Chemical fertilizers may help give fast results, but are not always the best solution for being environmentally friendly. Find out how to help green up your lawn without using an excessive amount of chemicals.
I have spent the past several years working on making my yard as green as I can without using nasty chemicals or fertilizer. While I’ve found that just going out to my local nursery and buying their organic fertilizer works, I didn’t like that I had to put it on my yard every month for at least a year to get it started. I also didn’t like the fact that if my neighbor used a chemical fertilizer and it over sprayed into our yard it would basically destroy any progress made with going organic and I’d have to start over each time.
The first thing that you can do is spread iron on your lawn. The product I always use is Ironite. It’s a great item that always helps to green up your lawn without causing it to burn from excessive chemicals or have sudden growth spurts causing you to have to start mowing your lawn twice a week.
That’s great if you have all your grass firmly established though. So what do you do when the grass you have is struggling, even when you water regularly? As long as you don’t expect immediate results, there’s a few things. If you want immediate results, sorry, just go buy fresh grass sod and water it until it’s established. If you’re willing to wait, then read on.
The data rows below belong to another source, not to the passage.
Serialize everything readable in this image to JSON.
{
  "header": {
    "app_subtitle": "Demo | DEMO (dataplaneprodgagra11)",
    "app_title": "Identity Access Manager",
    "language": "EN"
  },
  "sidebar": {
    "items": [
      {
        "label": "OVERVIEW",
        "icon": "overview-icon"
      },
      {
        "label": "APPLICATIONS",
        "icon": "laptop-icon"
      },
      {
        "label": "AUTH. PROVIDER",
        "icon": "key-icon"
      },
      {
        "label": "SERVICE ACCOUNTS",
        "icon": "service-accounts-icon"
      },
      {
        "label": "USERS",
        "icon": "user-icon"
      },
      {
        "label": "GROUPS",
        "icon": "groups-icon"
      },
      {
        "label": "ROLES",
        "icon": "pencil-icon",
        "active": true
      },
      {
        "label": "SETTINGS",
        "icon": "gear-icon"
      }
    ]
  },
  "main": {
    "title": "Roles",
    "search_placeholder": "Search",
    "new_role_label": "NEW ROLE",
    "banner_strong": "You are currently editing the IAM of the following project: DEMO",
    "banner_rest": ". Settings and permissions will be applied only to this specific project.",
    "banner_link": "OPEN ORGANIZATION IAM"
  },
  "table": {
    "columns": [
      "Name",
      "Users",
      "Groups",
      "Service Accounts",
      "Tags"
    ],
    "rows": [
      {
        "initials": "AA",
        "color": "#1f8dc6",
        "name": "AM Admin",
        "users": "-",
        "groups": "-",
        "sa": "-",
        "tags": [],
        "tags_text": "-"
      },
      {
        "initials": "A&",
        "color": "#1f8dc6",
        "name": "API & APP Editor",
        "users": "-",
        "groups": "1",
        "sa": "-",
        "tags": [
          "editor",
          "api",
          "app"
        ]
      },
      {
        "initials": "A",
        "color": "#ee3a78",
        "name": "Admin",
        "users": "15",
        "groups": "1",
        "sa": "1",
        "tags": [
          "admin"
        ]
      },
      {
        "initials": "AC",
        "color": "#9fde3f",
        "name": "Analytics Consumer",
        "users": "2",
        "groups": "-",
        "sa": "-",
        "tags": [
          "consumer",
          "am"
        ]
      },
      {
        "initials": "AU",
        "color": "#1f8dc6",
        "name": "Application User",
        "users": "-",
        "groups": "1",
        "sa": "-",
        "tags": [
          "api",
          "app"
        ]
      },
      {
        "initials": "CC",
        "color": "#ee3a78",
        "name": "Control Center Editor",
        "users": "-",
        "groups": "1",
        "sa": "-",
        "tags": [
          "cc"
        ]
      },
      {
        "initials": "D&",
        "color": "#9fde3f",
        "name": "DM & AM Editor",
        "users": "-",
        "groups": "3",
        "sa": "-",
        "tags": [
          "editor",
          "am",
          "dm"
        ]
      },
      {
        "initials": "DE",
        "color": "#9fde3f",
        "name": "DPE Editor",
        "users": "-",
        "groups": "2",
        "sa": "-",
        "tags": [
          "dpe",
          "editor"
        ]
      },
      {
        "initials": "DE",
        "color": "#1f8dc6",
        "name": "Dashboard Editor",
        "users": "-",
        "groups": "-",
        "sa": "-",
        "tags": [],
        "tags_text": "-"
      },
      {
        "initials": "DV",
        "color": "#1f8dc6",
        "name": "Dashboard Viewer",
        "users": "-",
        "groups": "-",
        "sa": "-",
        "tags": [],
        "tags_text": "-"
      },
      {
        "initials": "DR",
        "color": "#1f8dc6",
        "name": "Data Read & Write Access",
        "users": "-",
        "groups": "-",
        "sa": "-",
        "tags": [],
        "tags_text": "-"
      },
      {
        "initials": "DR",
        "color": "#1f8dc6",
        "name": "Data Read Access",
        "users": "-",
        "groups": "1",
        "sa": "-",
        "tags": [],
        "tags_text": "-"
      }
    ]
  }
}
The best way to get your lawn to green up is to stimulate the microbial activity within the ground itself. I’ll be honest in that I don’t fully understand why those little microbes help out so much, but I know that they do. I would have to speculate that it has something to do with the products they consume and what their waste products contain which helps the stimulate root growth and green up the lawn. Stimulating the that microbial activity is easier than you’d think though.
The first step, and generally the only step needed, is to just pour your leftover soda, beer, and wine on the spots in your yard you’re trying to green up. That’s it. The sugars in the soda and wine, as well as the yeast in the beer, help to stimulate all of that wonderful microbial activity. I’ve known some people to actually go out and purchase a case of the cheapest beer or soda possible to do this, but that just seems like a waste to me. We routinely have leftover parts of sodas at our household, so why not put them to good use as opposed to just pouring them down the drain? If we have a dinner party and have leftover wine and we don’t get around to finishing the bottle before it starts to turn, that goes out on the brown spots in the yard as well. The results are slow to see, but do work. We have successfully brought back several dead areas in the past using nothing more than leftover wine and soda.
The second step, if you want to go a little further, is to spread rabbit feed or horse feed on your lawn. Don’t just run out to your local pet store and buy any bag of rabbit food. What you need is the small green pellets which are nothing more than alfalfa and molasses. I remember that as always being rabbit food, but after trips to two different feed stores, I found out that what I wanted was actually bagged as horse feed. Not only does it work well, but at under ten dollars for a fifty pound bag, it’s even cheaper than the equivalent amount of fertilizer. What happens here is that once you spread it across your lawn and water it, the pellets break up. The alfalfa breaks down and adds a small layer of compost to your yard. The molasses gets down into the ground and, like the sugar in the soda, helps to stimulate the microbial activity. An additional benefit to the molasses is that it stimulates the microbes to the point that it will drive out fire ants and some other unwanted pests in the yard as well.
So go pour your leftover drinks on your yard. Your neighbors may look at you funny, but your lawn will thank you for it in the long run.
Published in: Gardening